Craigslist killer Richard Beasley’s appeal of his death penalty conviction was denied by the U.S. Supreme Court.

Beasley’s case was included in a list of appeals Monday morning that the high court declined to hear.

Beasley, a death row inmate from Akron, argued that Ohio Supreme Court Justice Patrick DeWine, the son of former Ohio Attorney General Mike DeWine, now the governor-elect, should have recused himself from Beasley’s case when it was before the state Supreme Court. The Ohio Attorney General’s Office assisted with Beasley’s prosecution and argued the case before the Ohio Supreme Court.

"The U.S. Supreme Court hears a very small number of cases," said Donald Gallick, one of Beasley’s Akron attorneys. "I’m disappointed they’re not going to speak on the issue of family members serving as judges in cases involving relatives."

Summit County Prosecutor Sherri Bevan Walsh, however, was pleased with the high court's decision.

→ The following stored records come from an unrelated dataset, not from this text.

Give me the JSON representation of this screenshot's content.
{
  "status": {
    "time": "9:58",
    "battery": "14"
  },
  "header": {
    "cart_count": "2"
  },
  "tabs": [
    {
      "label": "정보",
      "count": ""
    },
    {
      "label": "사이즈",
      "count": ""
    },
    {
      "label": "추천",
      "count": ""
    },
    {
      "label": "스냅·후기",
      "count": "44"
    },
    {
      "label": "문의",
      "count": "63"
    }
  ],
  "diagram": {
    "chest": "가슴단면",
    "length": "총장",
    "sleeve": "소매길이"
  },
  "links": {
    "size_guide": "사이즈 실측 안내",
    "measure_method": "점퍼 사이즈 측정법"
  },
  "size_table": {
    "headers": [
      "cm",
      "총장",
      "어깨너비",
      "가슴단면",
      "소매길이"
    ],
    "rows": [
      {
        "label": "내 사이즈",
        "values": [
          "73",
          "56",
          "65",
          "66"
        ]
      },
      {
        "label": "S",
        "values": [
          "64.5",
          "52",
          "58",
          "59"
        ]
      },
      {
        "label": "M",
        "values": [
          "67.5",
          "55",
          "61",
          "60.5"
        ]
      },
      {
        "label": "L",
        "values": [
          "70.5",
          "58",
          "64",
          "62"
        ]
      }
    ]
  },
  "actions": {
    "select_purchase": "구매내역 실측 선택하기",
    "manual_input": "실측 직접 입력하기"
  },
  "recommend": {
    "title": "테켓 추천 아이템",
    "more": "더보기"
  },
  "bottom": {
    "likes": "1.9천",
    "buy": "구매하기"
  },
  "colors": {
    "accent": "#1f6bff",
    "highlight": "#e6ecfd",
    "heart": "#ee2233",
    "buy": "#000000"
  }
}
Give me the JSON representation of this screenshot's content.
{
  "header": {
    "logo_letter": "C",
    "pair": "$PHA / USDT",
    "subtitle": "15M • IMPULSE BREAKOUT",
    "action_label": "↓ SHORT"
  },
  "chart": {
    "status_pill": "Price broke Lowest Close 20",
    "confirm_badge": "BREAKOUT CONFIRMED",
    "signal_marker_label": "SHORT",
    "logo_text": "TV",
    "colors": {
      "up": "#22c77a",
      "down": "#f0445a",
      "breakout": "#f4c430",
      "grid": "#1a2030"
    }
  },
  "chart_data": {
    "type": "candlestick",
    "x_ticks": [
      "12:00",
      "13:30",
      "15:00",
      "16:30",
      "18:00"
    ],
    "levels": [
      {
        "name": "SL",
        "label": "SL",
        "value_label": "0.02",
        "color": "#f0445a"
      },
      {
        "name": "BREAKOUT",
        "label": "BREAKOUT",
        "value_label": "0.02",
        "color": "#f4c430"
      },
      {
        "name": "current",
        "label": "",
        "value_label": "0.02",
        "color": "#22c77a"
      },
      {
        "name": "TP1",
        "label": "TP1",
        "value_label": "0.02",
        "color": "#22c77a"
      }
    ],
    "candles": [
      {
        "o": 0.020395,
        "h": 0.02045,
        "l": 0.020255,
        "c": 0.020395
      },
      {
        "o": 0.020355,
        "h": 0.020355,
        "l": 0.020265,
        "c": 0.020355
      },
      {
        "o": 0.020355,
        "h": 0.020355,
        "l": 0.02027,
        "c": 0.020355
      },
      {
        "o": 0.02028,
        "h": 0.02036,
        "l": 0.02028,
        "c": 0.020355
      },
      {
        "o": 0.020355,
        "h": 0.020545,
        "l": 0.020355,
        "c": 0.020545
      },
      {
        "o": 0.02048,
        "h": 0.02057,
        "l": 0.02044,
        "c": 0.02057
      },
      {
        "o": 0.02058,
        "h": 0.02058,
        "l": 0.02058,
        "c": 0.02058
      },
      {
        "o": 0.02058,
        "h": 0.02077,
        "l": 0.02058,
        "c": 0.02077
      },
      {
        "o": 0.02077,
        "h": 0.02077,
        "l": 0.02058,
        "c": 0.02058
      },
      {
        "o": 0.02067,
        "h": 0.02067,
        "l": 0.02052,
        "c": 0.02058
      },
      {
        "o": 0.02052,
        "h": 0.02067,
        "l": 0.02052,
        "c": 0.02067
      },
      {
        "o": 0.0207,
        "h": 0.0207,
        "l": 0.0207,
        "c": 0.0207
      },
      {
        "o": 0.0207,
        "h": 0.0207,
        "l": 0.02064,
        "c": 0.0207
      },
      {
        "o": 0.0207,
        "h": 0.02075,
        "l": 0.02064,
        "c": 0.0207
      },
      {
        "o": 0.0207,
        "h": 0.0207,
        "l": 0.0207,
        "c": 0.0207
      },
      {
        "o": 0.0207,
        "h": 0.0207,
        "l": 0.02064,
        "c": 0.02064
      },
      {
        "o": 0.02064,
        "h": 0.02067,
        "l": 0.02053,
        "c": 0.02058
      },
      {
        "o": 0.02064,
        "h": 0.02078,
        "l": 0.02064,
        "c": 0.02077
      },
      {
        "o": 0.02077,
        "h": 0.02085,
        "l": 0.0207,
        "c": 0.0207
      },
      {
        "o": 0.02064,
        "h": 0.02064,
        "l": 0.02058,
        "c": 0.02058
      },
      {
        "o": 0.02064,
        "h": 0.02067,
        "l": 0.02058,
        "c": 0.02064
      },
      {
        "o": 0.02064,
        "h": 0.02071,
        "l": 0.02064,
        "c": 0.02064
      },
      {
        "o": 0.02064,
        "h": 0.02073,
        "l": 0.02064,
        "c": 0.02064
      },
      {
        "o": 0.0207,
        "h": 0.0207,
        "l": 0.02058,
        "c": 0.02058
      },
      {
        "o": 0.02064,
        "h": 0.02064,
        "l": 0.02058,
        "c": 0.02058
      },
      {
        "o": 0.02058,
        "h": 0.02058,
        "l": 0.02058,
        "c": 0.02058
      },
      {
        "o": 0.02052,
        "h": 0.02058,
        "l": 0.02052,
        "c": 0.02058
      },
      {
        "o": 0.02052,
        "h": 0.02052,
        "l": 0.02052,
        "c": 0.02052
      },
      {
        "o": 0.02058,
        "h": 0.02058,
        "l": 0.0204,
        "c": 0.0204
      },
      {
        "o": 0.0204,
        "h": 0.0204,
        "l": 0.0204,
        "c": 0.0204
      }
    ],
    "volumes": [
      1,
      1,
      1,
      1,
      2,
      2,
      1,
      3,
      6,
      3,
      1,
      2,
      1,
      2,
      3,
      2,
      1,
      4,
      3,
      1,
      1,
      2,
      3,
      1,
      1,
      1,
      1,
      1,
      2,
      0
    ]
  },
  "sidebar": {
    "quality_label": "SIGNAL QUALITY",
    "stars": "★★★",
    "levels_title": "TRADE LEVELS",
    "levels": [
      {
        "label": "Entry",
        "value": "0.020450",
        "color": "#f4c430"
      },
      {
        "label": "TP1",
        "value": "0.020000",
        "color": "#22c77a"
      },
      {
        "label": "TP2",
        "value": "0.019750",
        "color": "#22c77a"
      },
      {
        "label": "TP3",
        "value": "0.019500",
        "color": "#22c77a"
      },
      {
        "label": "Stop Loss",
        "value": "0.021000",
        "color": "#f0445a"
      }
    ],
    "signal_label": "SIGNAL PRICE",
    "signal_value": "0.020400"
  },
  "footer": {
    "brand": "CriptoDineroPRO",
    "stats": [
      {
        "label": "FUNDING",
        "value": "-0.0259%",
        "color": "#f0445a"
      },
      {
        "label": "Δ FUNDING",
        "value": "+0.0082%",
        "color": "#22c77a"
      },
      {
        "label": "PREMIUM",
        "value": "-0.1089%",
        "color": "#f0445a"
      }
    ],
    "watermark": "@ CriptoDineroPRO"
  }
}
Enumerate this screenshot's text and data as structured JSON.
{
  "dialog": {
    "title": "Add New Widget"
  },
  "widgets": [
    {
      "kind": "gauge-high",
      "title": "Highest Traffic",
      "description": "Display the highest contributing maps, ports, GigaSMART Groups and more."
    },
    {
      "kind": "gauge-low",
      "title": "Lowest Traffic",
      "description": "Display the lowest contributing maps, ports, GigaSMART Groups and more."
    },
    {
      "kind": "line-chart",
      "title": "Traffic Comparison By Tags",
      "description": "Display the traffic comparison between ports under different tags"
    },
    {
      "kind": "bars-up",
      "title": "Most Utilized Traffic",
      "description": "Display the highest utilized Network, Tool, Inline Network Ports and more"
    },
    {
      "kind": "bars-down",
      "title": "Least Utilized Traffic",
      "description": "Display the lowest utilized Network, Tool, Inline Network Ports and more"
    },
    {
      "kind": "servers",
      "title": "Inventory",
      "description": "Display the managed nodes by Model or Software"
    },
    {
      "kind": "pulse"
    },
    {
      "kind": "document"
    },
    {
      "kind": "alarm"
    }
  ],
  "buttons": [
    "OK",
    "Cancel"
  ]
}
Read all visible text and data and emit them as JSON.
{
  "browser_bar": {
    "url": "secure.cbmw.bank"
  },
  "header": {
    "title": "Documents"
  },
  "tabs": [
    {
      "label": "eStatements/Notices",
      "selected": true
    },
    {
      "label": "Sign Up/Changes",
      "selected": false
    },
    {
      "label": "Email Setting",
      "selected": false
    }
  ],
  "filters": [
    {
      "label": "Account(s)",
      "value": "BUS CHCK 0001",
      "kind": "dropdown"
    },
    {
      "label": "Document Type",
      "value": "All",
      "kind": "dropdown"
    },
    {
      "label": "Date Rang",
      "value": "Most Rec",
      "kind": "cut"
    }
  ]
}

"Mr. Beasley is a serial killer, luring his innocent victims with the promise of a job and a better life," she said Monday in a prepared statement. "We will continue to fight for Ralph Geiger, David Pauley, Timothy Kerns, and Scott Davis. Richard Beasley needs to be held accountable for what he did."

The Ohio Supreme Court upheld Beasley’s death sentence Feb. 9. Beasley had challenged the sentence because he claimed there were multiple trial errors.

Beasley was convicted of posting bogus job offers on Craigslist to rob and murder three men in 2011. Beasley and his teenage accomplice, Brogan Rafferty of Stow, were convicted in 2013. Rafferty was sentenced to life in prison without parole.

The murders made national news because Beasley posted ads on Craigslist to lure the men to a remote spot in southern Ohio.

Beasley’s challenges of his death sentence aren’t done yet. He still must be appointed a post-conviction attorney for the next steps of his appeals. He also must be resentenced on the non-capital convictions against him because of an Ohio Supreme Court ruling. The court found the trial court didn’t follow statutory requirements in determining the consecutive sentences on these charges.

The Beasley case wasn’t the only time the issue of Patrick DeWine and Mike DeWine’s relationship was raised in court. Patrick DeWine recused himself last July from deciding a case involving the Electronic Classroom of Tomorrow (ECOT), an online charter school, that Mike DeWine’s office was involved with.

The state’s high court ultimately ruled against ECOT.

Stephanie Warsmith can be reached at 996-3705, swarsmith@thebeaconjournal.com, and on Twitter: @swarsmithabj.